I was advised to do this by a pilot, and I trust pilots, for obvious reasons.
I’ve never once had to use it in 20 years, though it has provided some kind of reassurance when I wake with jet lag in the night, and wonder where I am. After a few moments, I remember, and then trace that route in my mind.
I’ve told this to other frequent travellers, and they seem suprised.
But I will keep doing it.
Have a great New Year.31 Dec 2017
That is appalling – you did absolutely the right thing, capetonianm.
I’ve always checked out the escape routes in hotels because when I was a child, my family were caught up in a fire at a Liverpool hotel and it was terrifying not knowing the right way to go. I still remember the smell of the smoke and the push of people on the staircase. Also since watching a Horizon documentary on surviving disasters, I genuinely go for rooms on lower floors where possible because it gives you a better chance of getting out alive.
Anyway. Cheery way to start 2018. Hope everyone here stays safe in their travels and has an excellent year.
1F1 Jan 2018
I always check the escape route for reasons given in the earlier posts. How often, if ever, when checking into to a hotel do they say a) please read the escape route map in the room and/or b) do you or anyone in your party require assistance in the case of an emergency. Think of someone who is deaf or very hard of hearing and would not hear the fire alarm were they not to mention it at check in. Ok the chances we know are slim but accidents do happen The Cameron House fire over Christmas believed to have been caused by the Xmas tree lights. The only hotel fire I have experienced was two fires in the same hotel 4 hours apart, The Post House in Manchester many moons ago. A housekeeper had left a cigarette in a linen cupboard and the smouldering towels were spotted and the second someone smoking in bed dropped a cigarette when sleeping and the smoke was seen coming out of an open window which some hotels still have. The first was about 9.00pm but the second at 2.00am. Treat the process like travel insurance i.e. just in case.2 Jan 2018
That’s an excellent point. I don’t think I have ever, when checking into a hotel, had anything safety related drawn to my attention. There’s probably a happy medium between what the airlines do and what hotels (don’t) do!
I tend to prefer high floors as they are often quieter and may have a better view but no doubt lower floors are safer.2 Jan 2018
It was some years ago, on holiday in Majorca, and we took a trip on one of those large catamarans that have underwater viewing windows set into the hulls.
And very good it was too, watching all the underwater life pass by. I did notice that there was precious little water between the bottom of the hull and the sea bed (or rocks) sometimes, and idly wondered what one would do if something pierced the hull, especially if you were some way from the entrance/exit. There was another exit at the other end of the hull, I noticed, and having worked my way down towards it, thought I’d use it. It refused to open.

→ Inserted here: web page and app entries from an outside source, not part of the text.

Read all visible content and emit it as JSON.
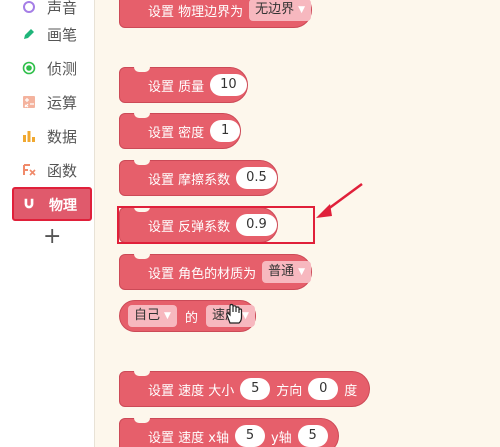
{
  "sidebar": {
    "items": [
      {
        "label": "声音",
        "icon": "sound-icon",
        "color": "#a57ee6"
      },
      {
        "label": "画笔",
        "icon": "pen-icon",
        "color": "#1fb57a"
      },
      {
        "label": "侦测",
        "icon": "sensing-icon",
        "color": "#2fbf4a"
      },
      {
        "label": "运算",
        "icon": "operator-icon",
        "color": "#f08a6a"
      },
      {
        "label": "数据",
        "icon": "data-icon",
        "color": "#f0a830"
      },
      {
        "label": "函数",
        "icon": "function-icon",
        "color": "#f08a6a"
      },
      {
        "label": "物理",
        "icon": "magnet-icon",
        "color": "#e05a6c",
        "active": true
      }
    ],
    "add_label": "+"
  },
  "blocks": {
    "boundary": {
      "text": "设置 物理边界为",
      "value": "无边界"
    },
    "mass": {
      "text": "设置 质量",
      "value": "10"
    },
    "density": {
      "text": "设置 密度",
      "value": "1"
    },
    "friction": {
      "text": "设置 摩擦系数",
      "value": "0.5"
    },
    "bounce": {
      "text": "设置 反弹系数",
      "value": "0.9"
    },
    "material": {
      "text": "设置 角色的材质为",
      "value": "普通"
    },
    "reporter": {
      "target": "自己",
      "of": "的",
      "property": "速度"
    },
    "speed_dir": {
      "text": "设置 速度 大小",
      "size": "5",
      "dir_label": "方向",
      "dir": "0",
      "unit": "度"
    },
    "speed_xy": {
      "text": "设置 速度 x轴",
      "x": "5",
      "y_label": "y轴",
      "y": "5"
    }
  },
  "colors": {
    "block": "#e65f6b",
    "highlight": "#e0203a",
    "background": "#fdf7ec"
  }
}
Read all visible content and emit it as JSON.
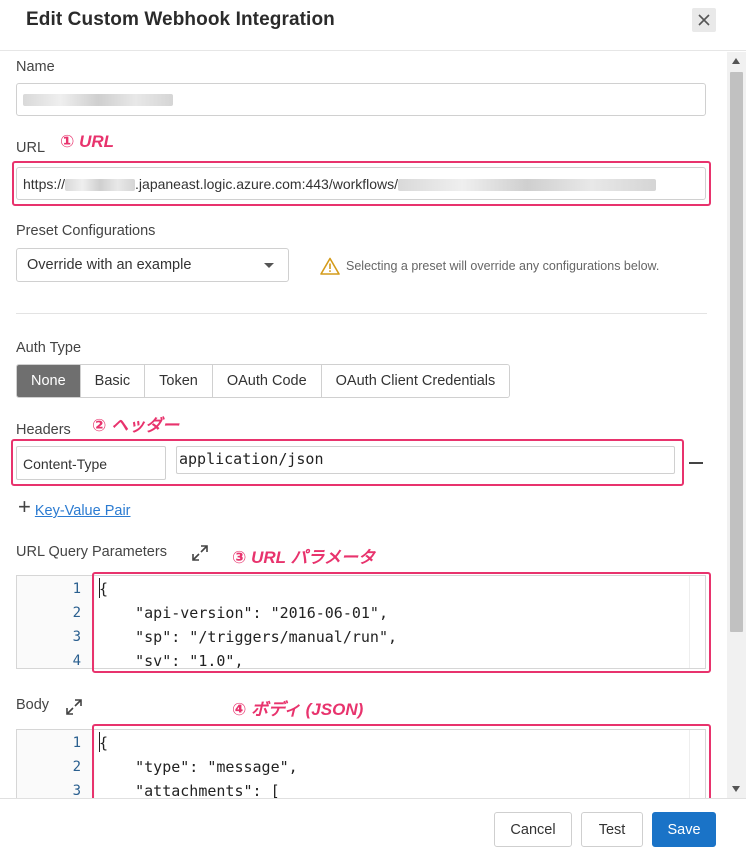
{
  "dialog": {
    "title": "Edit Custom Webhook Integration"
  },
  "form": {
    "name_label": "Name",
    "url_label": "URL",
    "url_prefix": "https://",
    "url_middle": ".japaneast.logic.azure.com:443/workflows/",
    "preset_label": "Preset Configurations",
    "preset_value": "Override with an example",
    "preset_warning": "Selecting a preset will override any configurations below.",
    "auth_label": "Auth Type",
    "auth_options": [
      "None",
      "Basic",
      "Token",
      "OAuth Code",
      "OAuth Client Credentials"
    ],
    "auth_selected": "None",
    "headers_label": "Headers",
    "header_key": "Content-Type",
    "header_value": "application/json",
    "add_pair_label": "Key-Value Pair",
    "query_label": "URL Query Parameters",
    "body_label": "Body"
  },
  "query_editor": {
    "line_numbers": [
      "1",
      "2",
      "3",
      "4"
    ],
    "lines": [
      "{",
      "    \"api-version\": \"2016-06-01\",",
      "    \"sp\": \"/triggers/manual/run\",",
      "    \"sv\": \"1.0\","
    ]
  },
  "body_editor": {
    "line_numbers": [
      "1",
      "2",
      "3"
    ],
    "lines": [
      "{",
      "    \"type\": \"message\",",
      "    \"attachments\": ["
    ]
  },
  "annotations": {
    "a1": "① URL",
    "a2": "② ヘッダー",
    "a3": "③ URL パラメータ",
    "a4": "④ ボディ (JSON)",
    "color": "#e8336d"
  },
  "footer": {
    "cancel": "Cancel",
    "test": "Test",
    "save": "Save"
  },
  "colors": {
    "primary": "#1a73c7",
    "segment_active": "#6f6f6f",
    "link": "#2b7bd1"
  }
}
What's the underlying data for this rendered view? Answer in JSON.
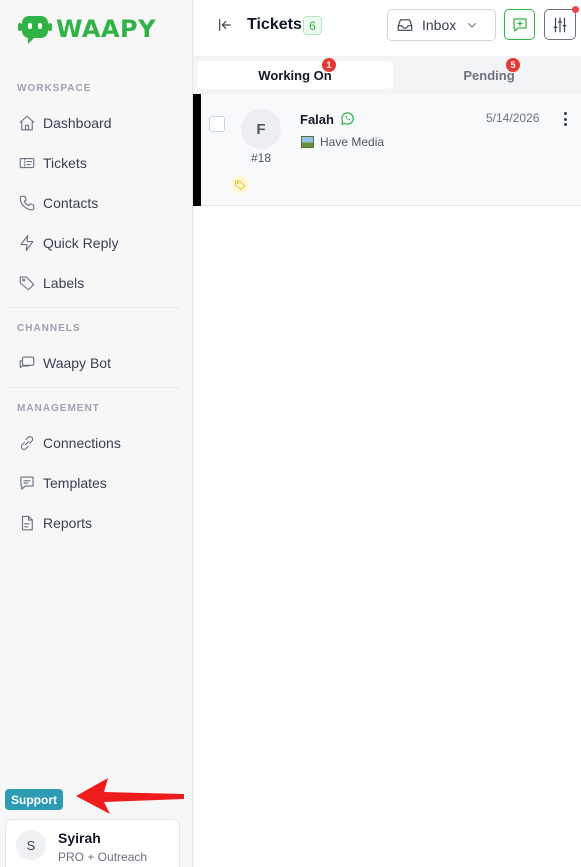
{
  "app": {
    "logo_text": "WAAPY",
    "brand_color": "#2fb344"
  },
  "sidebar": {
    "sections": {
      "workspace": "WORKSPACE",
      "channels": "CHANNELS",
      "management": "MANAGEMENT"
    },
    "items": [
      {
        "label": "Dashboard",
        "icon": "home-icon"
      },
      {
        "label": "Tickets",
        "icon": "ticket-icon"
      },
      {
        "label": "Contacts",
        "icon": "phone-icon"
      },
      {
        "label": "Quick Reply",
        "icon": "lightning-icon"
      },
      {
        "label": "Labels",
        "icon": "tag-icon"
      },
      {
        "label": "Waapy Bot",
        "icon": "bot-chat-icon"
      },
      {
        "label": "Connections",
        "icon": "link-icon"
      },
      {
        "label": "Templates",
        "icon": "message-template-icon"
      },
      {
        "label": "Reports",
        "icon": "document-icon"
      }
    ],
    "support_label": "Support",
    "user": {
      "initial": "S",
      "name": "Syirah",
      "plan": "PRO + Outreach"
    }
  },
  "header": {
    "title": "Tickets",
    "count": "6",
    "inbox_label": "Inbox"
  },
  "tabs": [
    {
      "label": "Working On",
      "count": "1",
      "active": true
    },
    {
      "label": "Pending",
      "count": "5",
      "active": false
    }
  ],
  "tickets": [
    {
      "initial": "F",
      "id": "#18",
      "name": "Falah",
      "channel_icon": "whatsapp-icon",
      "preview": "Have Media",
      "date": "5/14/2026"
    }
  ],
  "colors": {
    "accent": "#2fb344",
    "badge_red": "#e53935",
    "support": "#2e9bb5",
    "arrow": "#ee1c1c"
  }
}
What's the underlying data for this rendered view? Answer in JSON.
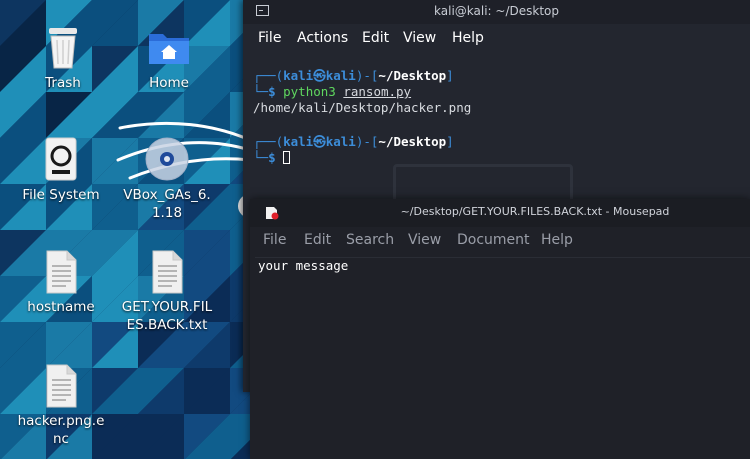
{
  "desktop": {
    "icons": [
      {
        "label": "Trash",
        "icon": "trash-icon"
      },
      {
        "label": "Home",
        "icon": "home-folder-icon"
      },
      {
        "label": "File System",
        "icon": "drive-icon"
      },
      {
        "label": "VBox_GAs_6.1.18",
        "icon": "optical-disc-icon"
      },
      {
        "label": "hostname",
        "icon": "text-file-icon"
      },
      {
        "label": "GET.YOUR.FILES.BACK.txt",
        "icon": "text-file-icon"
      },
      {
        "label": "hacker.png.enc",
        "icon": "text-file-icon"
      }
    ]
  },
  "terminal": {
    "title": "kali@kali: ~/Desktop",
    "menu": [
      "File",
      "Actions",
      "Edit",
      "View",
      "Help"
    ],
    "prompt_user": "kali",
    "prompt_at": "㉿",
    "prompt_host": "kali",
    "prompt_dir": "~/Desktop",
    "prompt_symbol": "$",
    "command_name": "python3",
    "command_arg": "ransom.py",
    "output": "/home/kali/Desktop/hacker.png"
  },
  "mousepad": {
    "title": "~/Desktop/GET.YOUR.FILES.BACK.txt - Mousepad",
    "menu": [
      "File",
      "Edit",
      "Search",
      "View",
      "Document",
      "Help"
    ],
    "content": "your message"
  },
  "colors": {
    "prompt_blue": "#3c8dd9",
    "command_green": "#5fd75f",
    "terminal_bg": "#23262f",
    "editor_bg": "#1f2128"
  }
}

Intrigued now, I went back up on deck, and by triangulation, made my way to where the other exit ought to be, and sure enough, there it was. With two bench seats bolted down securely across it.4 Jan 2018
During my 20-year period of staying around 120 nights a year in hotels in different countries, I experienced many fire alarms during the night – mostly false alarms, but sometimes real fires. I also had one experience of following fire exit signs showing me the proper exit route, which took me down to a basement – with the final exit door locked and chained. I was rescued by a fireman in breathing apparatus.
Of course, I also now check fire exit routes immediately after getting to my room.
What I did learn early on is to leave computer, phone, passport, (home) keys, any vital paperwork etc together near the room door, with my used day clothes and, most importantly shoes, all easily accessible. When the alarm goes off it is vital to get out quickly and you don’t want to be scrabbling around looking for things in the dark (the lights won’t work and the emergency light might not be sufficient). Of course the torch on your phone is a help these days.5 Jan 2018